Let's just say that I've seen one too many rockets explode to make me comfortable with flying up to space.
But I have to say, photos like this one, of an uncrewed Cygnus spacecraft approaching the International Space Station on April 22, make me rethink my hard-line stance against space travel.
It's not that this picture is so much more fantastic than other photos taken from space. It's that this image is so ordinary.
Clouds and light are constantly shifting on Earth as seen from space, plus astronauts in orbit get about 16 sunrises and sunsets per day. This means that if you fly to the Space Station, you'll have the chance to see this kind of view (probably without the spacecraft in the middle of it) multiple times every 24 hours.
That's unbelievably cool.
The funny thing is, however, even this photo represents the darker side of spaceflight in some way.

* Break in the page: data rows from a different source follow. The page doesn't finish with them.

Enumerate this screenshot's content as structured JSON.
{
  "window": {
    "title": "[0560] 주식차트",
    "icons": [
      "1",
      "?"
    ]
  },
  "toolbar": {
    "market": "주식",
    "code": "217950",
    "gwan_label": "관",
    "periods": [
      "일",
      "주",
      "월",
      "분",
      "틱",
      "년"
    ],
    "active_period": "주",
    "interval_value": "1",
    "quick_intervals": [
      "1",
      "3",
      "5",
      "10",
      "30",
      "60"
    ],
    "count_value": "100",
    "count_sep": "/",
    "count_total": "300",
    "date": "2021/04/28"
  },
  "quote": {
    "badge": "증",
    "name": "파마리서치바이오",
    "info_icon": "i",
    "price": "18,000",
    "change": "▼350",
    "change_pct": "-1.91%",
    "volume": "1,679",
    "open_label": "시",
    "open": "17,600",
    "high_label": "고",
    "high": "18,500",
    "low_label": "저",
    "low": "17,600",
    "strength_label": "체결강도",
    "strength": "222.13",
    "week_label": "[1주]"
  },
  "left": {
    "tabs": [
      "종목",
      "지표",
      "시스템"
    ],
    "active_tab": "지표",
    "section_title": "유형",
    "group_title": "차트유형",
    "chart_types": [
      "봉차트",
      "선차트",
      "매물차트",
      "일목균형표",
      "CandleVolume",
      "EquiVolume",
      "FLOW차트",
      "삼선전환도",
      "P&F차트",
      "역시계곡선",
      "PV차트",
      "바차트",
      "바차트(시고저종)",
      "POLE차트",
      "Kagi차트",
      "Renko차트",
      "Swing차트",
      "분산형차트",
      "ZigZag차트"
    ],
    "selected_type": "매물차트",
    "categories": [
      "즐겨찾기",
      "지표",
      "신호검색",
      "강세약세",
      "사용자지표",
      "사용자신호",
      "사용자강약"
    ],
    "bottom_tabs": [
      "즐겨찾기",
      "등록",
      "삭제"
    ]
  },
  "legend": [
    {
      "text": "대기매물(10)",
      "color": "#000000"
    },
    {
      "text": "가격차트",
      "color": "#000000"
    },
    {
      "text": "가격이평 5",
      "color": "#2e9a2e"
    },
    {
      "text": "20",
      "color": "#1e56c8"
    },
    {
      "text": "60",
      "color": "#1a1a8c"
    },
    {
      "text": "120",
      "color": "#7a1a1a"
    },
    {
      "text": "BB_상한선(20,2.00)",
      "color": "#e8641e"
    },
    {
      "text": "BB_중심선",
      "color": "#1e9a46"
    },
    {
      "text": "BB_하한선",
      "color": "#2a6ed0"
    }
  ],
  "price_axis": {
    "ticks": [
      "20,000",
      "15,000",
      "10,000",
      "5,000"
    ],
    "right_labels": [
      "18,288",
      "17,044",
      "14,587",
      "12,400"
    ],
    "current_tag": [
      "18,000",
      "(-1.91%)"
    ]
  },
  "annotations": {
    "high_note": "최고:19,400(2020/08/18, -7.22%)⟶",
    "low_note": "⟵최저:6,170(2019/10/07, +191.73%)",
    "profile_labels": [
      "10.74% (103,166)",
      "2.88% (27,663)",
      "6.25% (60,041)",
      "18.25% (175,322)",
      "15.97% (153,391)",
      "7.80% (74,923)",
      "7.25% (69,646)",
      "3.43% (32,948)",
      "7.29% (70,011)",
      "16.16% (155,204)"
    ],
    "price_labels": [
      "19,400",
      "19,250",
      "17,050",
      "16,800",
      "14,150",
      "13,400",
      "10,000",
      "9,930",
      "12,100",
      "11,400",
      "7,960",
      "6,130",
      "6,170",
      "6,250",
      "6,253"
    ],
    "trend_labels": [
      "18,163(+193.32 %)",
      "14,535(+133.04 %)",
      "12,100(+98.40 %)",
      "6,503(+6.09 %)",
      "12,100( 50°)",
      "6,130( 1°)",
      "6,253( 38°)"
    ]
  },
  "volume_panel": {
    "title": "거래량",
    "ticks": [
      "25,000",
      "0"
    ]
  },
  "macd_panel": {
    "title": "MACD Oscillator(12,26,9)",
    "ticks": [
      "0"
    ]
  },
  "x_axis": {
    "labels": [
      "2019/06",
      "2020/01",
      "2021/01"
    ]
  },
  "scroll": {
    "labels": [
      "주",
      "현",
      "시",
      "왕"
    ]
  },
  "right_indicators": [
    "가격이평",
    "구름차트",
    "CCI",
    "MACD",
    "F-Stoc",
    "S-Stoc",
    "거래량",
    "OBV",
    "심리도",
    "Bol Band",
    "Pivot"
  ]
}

Another Cygnus spacecraft, which made it to the launch pad in 2014, was destroyed when the rocket carrying it exploded. Orbital ATK, the company that builds the Cygnus, has successfully sent other cargo ships to orbit in the three years since that accident, but the explosion represented a major setback for the private company.
But hey, at least they're back in action and giving astronauts views like this one to send back home.